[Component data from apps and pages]
Content starts

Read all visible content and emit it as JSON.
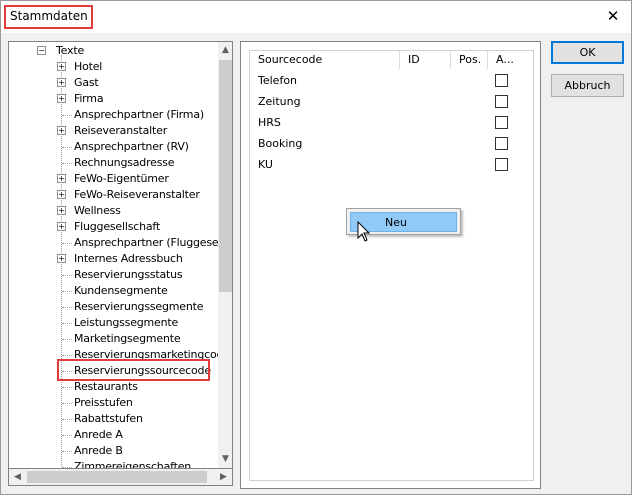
{
  "window": {
    "title": "Stammdaten",
    "close_symbol": "✕"
  },
  "tree": {
    "root_label": "Texte",
    "items": [
      {
        "label": "Hotel",
        "expandable": true
      },
      {
        "label": "Gast",
        "expandable": true
      },
      {
        "label": "Firma",
        "expandable": true
      },
      {
        "label": "Ansprechpartner (Firma)",
        "expandable": false
      },
      {
        "label": "Reiseveranstalter",
        "expandable": true
      },
      {
        "label": "Ansprechpartner (RV)",
        "expandable": false
      },
      {
        "label": "Rechnungsadresse",
        "expandable": false
      },
      {
        "label": "FeWo-Eigentümer",
        "expandable": true
      },
      {
        "label": "FeWo-Reiseveranstalter",
        "expandable": true
      },
      {
        "label": "Wellness",
        "expandable": true
      },
      {
        "label": "Fluggesellschaft",
        "expandable": true
      },
      {
        "label": "Ansprechpartner (Fluggesellsc",
        "expandable": false
      },
      {
        "label": "Internes Adressbuch",
        "expandable": true
      },
      {
        "label": "Reservierungsstatus",
        "expandable": false
      },
      {
        "label": "Kundensegmente",
        "expandable": false
      },
      {
        "label": "Reservierungssegmente",
        "expandable": false
      },
      {
        "label": "Leistungssegmente",
        "expandable": false
      },
      {
        "label": "Marketingsegmente",
        "expandable": false
      },
      {
        "label": "Reservierungsmarketingcode",
        "expandable": false
      },
      {
        "label": "Reservierungssourcecode",
        "expandable": false,
        "selected": true
      },
      {
        "label": "Restaurants",
        "expandable": false
      },
      {
        "label": "Preisstufen",
        "expandable": false
      },
      {
        "label": "Rabattstufen",
        "expandable": false
      },
      {
        "label": "Anrede A",
        "expandable": false
      },
      {
        "label": "Anrede B",
        "expandable": false
      },
      {
        "label": "Zimmereigenschaften",
        "expandable": false
      }
    ]
  },
  "list": {
    "columns": [
      "Sourcecode",
      "ID",
      "Pos.",
      "A..."
    ],
    "rows": [
      {
        "label": "Telefon",
        "checked": false
      },
      {
        "label": "Zeitung",
        "checked": false
      },
      {
        "label": "HRS",
        "checked": false
      },
      {
        "label": "Booking",
        "checked": false
      },
      {
        "label": "KU",
        "checked": false
      }
    ]
  },
  "context_menu": {
    "items": [
      "Neu"
    ]
  },
  "buttons": {
    "ok": "OK",
    "cancel": "Abbruch"
  },
  "colors": {
    "highlight_red": "#e03c3c",
    "menu_hover": "#91c9f7",
    "default_button_border": "#0078d7"
  }
}
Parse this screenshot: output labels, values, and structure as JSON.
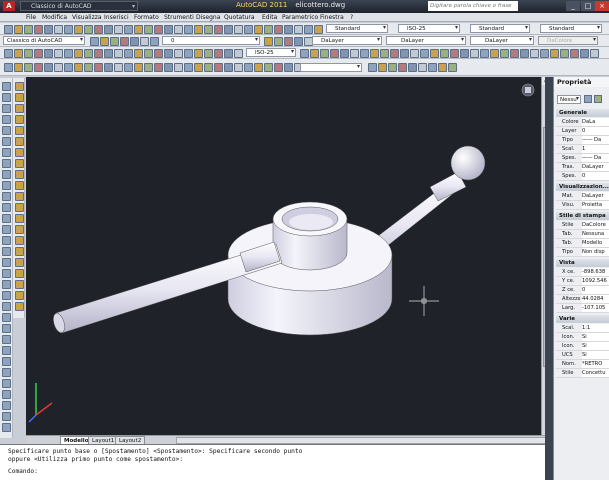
{
  "window": {
    "app_title": "AutoCAD 2011",
    "file_name": "elicottero.dwg",
    "workspace": "Classico di AutoCAD",
    "search_placeholder": "Digitare parola chiave o frase"
  },
  "menu": [
    "File",
    "Modifica",
    "Visualizza",
    "Inserisci",
    "Formato",
    "Strumenti",
    "Disegna",
    "Quotatura",
    "Edita",
    "Parametrico",
    "Finestra",
    "?"
  ],
  "toolbar2": {
    "textstyle": "Standard",
    "dimstyle": "ISO-25",
    "tablestyle": "Standard",
    "multileader": "Standard"
  },
  "toolbar3": {
    "workspace": "Classico di AutoCAD",
    "layer": "0",
    "color": "DaLayer",
    "linetype": "DaLayer",
    "lineweight": "DaLayer",
    "plotstyle": "DaColore"
  },
  "toolbar4": {
    "dimstyle": "ISO-25"
  },
  "tabs": [
    "Modello",
    "Layout1",
    "Layout2"
  ],
  "command": {
    "line1": "Specificare punto base o [Spostamento] <Spostamento>: Specificare secondo punto",
    "line2": "oppure <Utilizza primo punto come spostamento>:",
    "prompt": "Comando:"
  },
  "properties": {
    "title": "Proprietà",
    "selection": "Nessu",
    "sections": [
      {
        "name": "Generale",
        "rows": [
          [
            "Colore",
            "DaLa"
          ],
          [
            "Layer",
            "0"
          ],
          [
            "Tipo",
            "—— Da"
          ],
          [
            "Scal.",
            "1"
          ],
          [
            "Spes.",
            "—— Da"
          ],
          [
            "Tras.",
            "DaLayer"
          ],
          [
            "Spes.",
            "0"
          ]
        ]
      },
      {
        "name": "Visualizzazion...",
        "rows": [
          [
            "Mat.",
            "DaLayer"
          ],
          [
            "Visu.",
            "Proietta"
          ]
        ]
      },
      {
        "name": "Stile di stampa",
        "rows": [
          [
            "Stile",
            "DaColore"
          ],
          [
            "Tab.",
            "Nessuna"
          ],
          [
            "Tab.",
            "Modello"
          ],
          [
            "Tipo",
            "Non disp"
          ]
        ]
      },
      {
        "name": "Vista",
        "rows": [
          [
            "X ce.",
            "-898.638"
          ],
          [
            "Y ce.",
            "1092.546"
          ],
          [
            "Z ce.",
            "0"
          ],
          [
            "Altezza",
            "44.0284"
          ],
          [
            "Larg.",
            "-107.105"
          ]
        ]
      },
      {
        "name": "Varie",
        "rows": [
          [
            "Scal.",
            "1:1"
          ],
          [
            "Icon.",
            "Si"
          ],
          [
            "Icon.",
            "Si"
          ],
          [
            "UCS",
            "Si"
          ],
          [
            "Nom.",
            "*RETRO"
          ],
          [
            "Stile",
            "Concettu"
          ]
        ]
      }
    ]
  },
  "colors": {
    "drawing_bg": "#1f2228",
    "model": "#ecebf5",
    "titlebar": "#1e232c"
  }
}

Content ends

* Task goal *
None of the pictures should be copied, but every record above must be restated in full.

* Solution to this problem *
Read all visible content and emit it as JSON.
{
  "window": {
    "title": "Stammdaten",
    "close_symbol": "✕"
  },
  "tree": {
    "root_label": "Texte",
    "items": [
      {
        "label": "Hotel",
        "expandable": true
      },
      {
        "label": "Gast",
        "expandable": true
      },
      {
        "label": "Firma",
        "expandable": true
      },
      {
        "label": "Ansprechpartner (Firma)",
        "expandable": false
      },
      {
        "label": "Reiseveranstalter",
        "expandable": true
      },
      {
        "label": "Ansprechpartner (RV)",
        "expandable": false
      },
      {
        "label": "Rechnungsadresse",
        "expandable": false
      },
      {
        "label": "FeWo-Eigentümer",
        "expandable": true
      },
      {
        "label": "FeWo-Reiseveranstalter",
        "expandable": true
      },
      {
        "label": "Wellness",
        "expandable": true
      },
      {
        "label": "Fluggesellschaft",
        "expandable": true
      },
      {
        "label": "Ansprechpartner (Fluggesellsc",
        "expandable": false
      },
      {
        "label": "Internes Adressbuch",
        "expandable": true
      },
      {
        "label": "Reservierungsstatus",
        "expandable": false
      },
      {
        "label": "Kundensegmente",
        "expandable": false
      },
      {
        "label": "Reservierungssegmente",
        "expandable": false
      },
      {
        "label": "Leistungssegmente",
        "expandable": false
      },
      {
        "label": "Marketingsegmente",
        "expandable": false
      },
      {
        "label": "Reservierungsmarketingcode",
        "expandable": false
      },
      {
        "label": "Reservierungssourcecode",
        "expandable": false,
        "selected": true
      },
      {
        "label": "Restaurants",
        "expandable": false
      },
      {
        "label": "Preisstufen",
        "expandable": false
      },
      {
        "label": "Rabattstufen",
        "expandable": false
      },
      {
        "label": "Anrede A",
        "expandable": false
      },
      {
        "label": "Anrede B",
        "expandable": false
      },
      {
        "label": "Zimmereigenschaften",
        "expandable": false
      }
    ]
  },
  "list": {
    "columns": [
      "Sourcecode",
      "ID",
      "Pos.",
      "A..."
    ],
    "rows": [
      {
        "label": "Telefon",
        "checked": false
      },
      {
        "label": "Zeitung",
        "checked": false
      },
      {
        "label": "HRS",
        "checked": false
      },
      {
        "label": "Booking",
        "checked": false
      },
      {
        "label": "KU",
        "checked": false
      }
    ]
  },
  "context_menu": {
    "items": [
      "Neu"
    ]
  },
  "buttons": {
    "ok": "OK",
    "cancel": "Abbruch"
  },
  "colors": {
    "highlight_red": "#e03c3c",
    "menu_hover": "#91c9f7",
    "default_button_border": "#0078d7"
  }
}
Parse this screenshot: output labels, values, and structure as JSON.
{
  "window": {
    "app_title": "AutoCAD 2011",
    "file_name": "elicottero.dwg",
    "workspace": "Classico di AutoCAD",
    "search_placeholder": "Digitare parola chiave o frase"
  },
  "menu": [
    "File",
    "Modifica",
    "Visualizza",
    "Inserisci",
    "Formato",
    "Strumenti",
    "Disegna",
    "Quotatura",
    "Edita",
    "Parametrico",
    "Finestra",
    "?"
  ],
  "toolbar2": {
    "textstyle": "Standard",
    "dimstyle": "ISO-25",
    "tablestyle": "Standard",
    "multileader": "Standard"
  },
  "toolbar3": {
    "workspace": "Classico di AutoCAD",
    "layer": "0",
    "color": "DaLayer",
    "linetype": "DaLayer",
    "lineweight": "DaLayer",
    "plotstyle": "DaColore"
  },
  "toolbar4": {
    "dimstyle": "ISO-25"
  },
  "tabs": [
    "Modello",
    "Layout1",
    "Layout2"
  ],
  "command": {
    "line1": "Specificare punto base o [Spostamento] <Spostamento>: Specificare secondo punto",
    "line2": "oppure <Utilizza primo punto come spostamento>:",
    "prompt": "Comando:"
  },
  "properties": {
    "title": "Proprietà",
    "selection": "Nessu",
    "sections": [
      {
        "name": "Generale",
        "rows": [
          [
            "Colore",
            "DaLa"
          ],
          [
            "Layer",
            "0"
          ],
          [
            "Tipo",
            "—— Da"
          ],
          [
            "Scal.",
            "1"
          ],
          [
            "Spes.",
            "—— Da"
          ],
          [
            "Tras.",
            "DaLayer"
          ],
          [
            "Spes.",
            "0"
          ]
        ]
      },
      {
        "name": "Visualizzazion...",
        "rows": [
          [
            "Mat.",
            "DaLayer"
          ],
          [
            "Visu.",
            "Proietta"
          ]
        ]
      },
      {
        "name": "Stile di stampa",
        "rows": [
          [
            "Stile",
            "DaColore"
          ],
          [
            "Tab.",
            "Nessuna"
          ],
          [
            "Tab.",
            "Modello"
          ],
          [
            "Tipo",
            "Non disp"
          ]
        ]
      },
      {
        "name": "Vista",
        "rows": [
          [
            "X ce.",
            "-898.638"
          ],
          [
            "Y ce.",
            "1092.546"
          ],
          [
            "Z ce.",
            "0"
          ],
          [
            "Altezza",
            "44.0284"
          ],
          [
            "Larg.",
            "-107.105"
          ]
        ]
      },
      {
        "name": "Varie",
        "rows": [
          [
            "Scal.",
            "1:1"
          ],
          [
            "Icon.",
            "Si"
          ],
          [
            "Icon.",
            "Si"
          ],
          [
            "UCS",
            "Si"
          ],
          [
            "Nom.",
            "*RETRO"
          ],
          [
            "Stile",
            "Concettu"
          ]
        ]
      }
    ]
  },
  "colors": {
    "drawing_bg": "#1f2228",
    "model": "#ecebf5",
    "titlebar": "#1e232c"
  }
}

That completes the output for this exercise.